Just as Peter, James and John were witnesses to the transformation of Jesus Christ on a mountaintop, and they witnessed the appearance of Elijah and Moses talking with Jesus, may we also be transformed by faith in the light of God’s countenance, and through this epiphany may we be changed, transformed into his likeness, never to be the same again. And, as we read the Law and the Prophets, may our eyes always be open to see Jesus anew over and repeatedly. (Mark 9:2-9)
Frederick Douglas can be described as a prophet of freedom, justice and hope. He was a prominent American abolitionist, author and orator. He was the first black citizen to hold a high government rank. He was born a slave in 1818 on a Maryland plantation. He was taught the alphabet by a slave holder’s wife in his early years. He later learned to read by reading newspapers, the Bible, religious pamphlets, magazines and anything he could get his hands on to read. He contended that education was the ticket to freedom. Douglas escaped on a train bound for the East Coast. He later bought his freedom with the help of friends in New York City.

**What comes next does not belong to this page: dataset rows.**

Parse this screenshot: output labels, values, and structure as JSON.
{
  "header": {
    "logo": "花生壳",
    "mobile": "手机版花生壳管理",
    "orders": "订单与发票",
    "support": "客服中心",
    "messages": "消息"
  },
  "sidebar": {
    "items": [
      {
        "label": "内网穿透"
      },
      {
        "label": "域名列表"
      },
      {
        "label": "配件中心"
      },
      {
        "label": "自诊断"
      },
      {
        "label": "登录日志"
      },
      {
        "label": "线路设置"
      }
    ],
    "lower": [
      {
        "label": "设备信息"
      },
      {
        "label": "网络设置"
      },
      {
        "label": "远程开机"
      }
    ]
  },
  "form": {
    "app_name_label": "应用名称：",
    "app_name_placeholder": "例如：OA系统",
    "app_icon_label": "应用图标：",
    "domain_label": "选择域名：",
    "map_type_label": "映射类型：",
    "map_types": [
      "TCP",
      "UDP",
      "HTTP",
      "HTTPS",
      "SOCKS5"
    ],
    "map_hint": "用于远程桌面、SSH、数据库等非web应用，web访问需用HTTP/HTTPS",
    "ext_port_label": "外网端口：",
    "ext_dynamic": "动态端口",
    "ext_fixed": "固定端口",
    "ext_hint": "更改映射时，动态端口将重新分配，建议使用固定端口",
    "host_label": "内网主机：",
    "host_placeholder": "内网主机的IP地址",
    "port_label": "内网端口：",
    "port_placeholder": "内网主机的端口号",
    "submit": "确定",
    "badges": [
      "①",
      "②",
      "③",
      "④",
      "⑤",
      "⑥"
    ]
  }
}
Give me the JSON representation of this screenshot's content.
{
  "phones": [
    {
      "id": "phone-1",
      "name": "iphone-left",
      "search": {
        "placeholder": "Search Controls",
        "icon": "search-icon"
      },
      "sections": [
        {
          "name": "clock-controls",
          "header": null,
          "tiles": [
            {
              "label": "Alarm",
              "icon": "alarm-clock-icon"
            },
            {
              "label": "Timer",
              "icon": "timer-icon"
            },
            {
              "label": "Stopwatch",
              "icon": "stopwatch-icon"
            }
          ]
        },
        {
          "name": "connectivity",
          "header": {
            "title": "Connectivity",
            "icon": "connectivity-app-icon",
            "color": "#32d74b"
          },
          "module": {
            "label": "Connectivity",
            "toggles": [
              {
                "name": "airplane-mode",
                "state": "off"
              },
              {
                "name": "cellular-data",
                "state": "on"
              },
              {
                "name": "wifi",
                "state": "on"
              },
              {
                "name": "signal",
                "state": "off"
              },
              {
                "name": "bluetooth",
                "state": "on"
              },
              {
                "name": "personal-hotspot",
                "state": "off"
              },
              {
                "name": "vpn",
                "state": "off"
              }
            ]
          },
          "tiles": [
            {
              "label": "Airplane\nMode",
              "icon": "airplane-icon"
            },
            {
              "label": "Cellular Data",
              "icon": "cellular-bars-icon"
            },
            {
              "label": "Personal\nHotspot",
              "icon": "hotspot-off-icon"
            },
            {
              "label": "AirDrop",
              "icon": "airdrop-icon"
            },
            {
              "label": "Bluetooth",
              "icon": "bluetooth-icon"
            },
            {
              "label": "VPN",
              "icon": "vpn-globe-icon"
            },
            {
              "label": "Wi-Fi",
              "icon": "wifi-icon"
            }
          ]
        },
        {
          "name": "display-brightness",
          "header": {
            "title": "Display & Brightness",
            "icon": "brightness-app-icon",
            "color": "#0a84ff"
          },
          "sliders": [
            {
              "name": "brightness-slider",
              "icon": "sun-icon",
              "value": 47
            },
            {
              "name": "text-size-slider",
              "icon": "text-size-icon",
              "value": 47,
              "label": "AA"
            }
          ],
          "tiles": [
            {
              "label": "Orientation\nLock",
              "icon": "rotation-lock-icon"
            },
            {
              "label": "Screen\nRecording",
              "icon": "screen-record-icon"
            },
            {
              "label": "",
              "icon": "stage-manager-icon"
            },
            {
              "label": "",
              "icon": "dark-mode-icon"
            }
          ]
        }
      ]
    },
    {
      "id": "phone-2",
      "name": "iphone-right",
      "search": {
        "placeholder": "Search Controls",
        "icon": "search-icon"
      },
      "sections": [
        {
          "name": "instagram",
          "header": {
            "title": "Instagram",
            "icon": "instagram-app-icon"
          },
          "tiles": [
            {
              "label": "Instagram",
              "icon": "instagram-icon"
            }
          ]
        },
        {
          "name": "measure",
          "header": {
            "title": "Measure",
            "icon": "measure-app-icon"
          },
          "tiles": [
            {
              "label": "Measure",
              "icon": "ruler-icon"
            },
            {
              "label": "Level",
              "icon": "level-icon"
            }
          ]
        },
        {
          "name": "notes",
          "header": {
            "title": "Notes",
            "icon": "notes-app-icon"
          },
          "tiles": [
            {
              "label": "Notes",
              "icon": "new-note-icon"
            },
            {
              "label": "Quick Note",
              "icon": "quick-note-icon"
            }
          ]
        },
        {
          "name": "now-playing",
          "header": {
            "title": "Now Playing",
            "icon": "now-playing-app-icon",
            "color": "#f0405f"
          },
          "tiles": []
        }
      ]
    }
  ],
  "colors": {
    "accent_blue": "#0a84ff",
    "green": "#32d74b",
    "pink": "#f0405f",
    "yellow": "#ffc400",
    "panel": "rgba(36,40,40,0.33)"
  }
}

Douglas published an influential black newspaper for 16 years, and developed an international reputation as a speaker and writer. His first book was a book of writings and essays for young readers. He also authored an autobiography that he updated 5 times during his life. In a famous speech, he compared black slavery in America to Psalm 137, where the children of Israel were forced “to sit down by the rivers of Babylon and there to sing the Lord’s song in a strange land. “He broke away from just supporting abolitionism and supported women’s rights and immigrant and refugee rights, “newcomers” to America. Douglass famously said, “I would unite with anybody to do right and with nobody to do wrong.”
Douglas supported The Union army and President Lincoln in the Civil War in 1861. He also became an adviser to President Lincoln and later served as an Ambassador to Santa Domingo and Haiti. Frederick Douglas is an example for us all as someone that fought for justice for all, slaves, minorities, and those that are oppressed. He spoke of mercy, reconciliation justice, freedom and hope. He had an epiphany of a new world where justice, mercy and hope prevailed.
In our readings, today, we read about Moses and his mountain top experiences with God. Moses was told to come up to meet God on the mountaintop. So, Moses set out with his assistant, Joshua, and went up into the mountain of God. Joshua was a devotee to Moses, and he was set on attaining the mantle of the Holy Spirit that was so evident in the life of his mentor and leader Moses. As the narrative develops, Moses and Joshua are on Mount Sinai together. Sometimes Moses is summoned to meet with God, face to face, and alone, but sometimes Joshua is permitted to accompany him. A few chapters later in Exodus, Moses would enter the “Trent of Meeting” to meet with God, and when he would leave the tent, Joshua would stay behind. “And God spoke with Moses face-to-face, as neighbors speak to one another. When he would return to the camp, his attendant, the young man Joshua, stayed—he didn’t leave the Tent”. (Exodus 33:11)
If you follow the narratives about leadership and leadership development from Scripture we see a pattern of leaders spending time with their devoted followers, disciples in training. Examples include Elijah and Elisha, Moses and Joshua, Paul and Timothy, and Jesus and his closest disciples. Three of these disciples mentioned more than others are Peter, James and John.
The Gospel story of Jesus taking Peter, James and John to the top of a mountain, and on this mountaintop, they have an epiphany, and this epiphany changes their lives. They see Jesus transfigure before their eyes, and they see Moses, who represents the Law (the Pentateuch) and Elijah, who represents the prophets. This encounter of the Divine Kind, changes their lives forever. (Mark 9:2-9)
God wants us all to have an epiphany, to join into that endless epiphany of recognizing Christ in our lives, of allowing the Holy Spirit to rest on us, the same Spirit that rested on Moses and Elijah, to allow the power and the authority of God to lead us in this journey toward Heaven. Epiphanies transform and change us and make us whole. Just as our example of Frederick Douglas, we have the anointing of Elijah to preach the gospel of freedom, the gospel of mercy, the gospel of justice, the gospel of reconciliation, the gospel of hope, hope for a better tomorrow, hope for a better today, hope that injustices can be turned and brought into the favor of those that are marginalized and mistreated.
One of Frederick’s young followers asked him for advice on how to continue the works of bringing the message of freedom and justice to the world. He told him to never take freedom for granted. There will always be a fight, and if there is no fight, no turmoil and no hard work, then the future will not change. He also left three words to this young prodigy: “Agitate, agitate, agitate!” Change comes with work, and without the action there will be no change.
May we all have this hope for justice, mercy and love; and to walk humbly with our God as we do our part to bring transformation to our world, just as the Holy Spirit is bringing justice and transformation and hope into our lives. Let us all be transmitters of that Beacon of Hope, Christ the Light of the World.
The Reverend Dr. David Madsen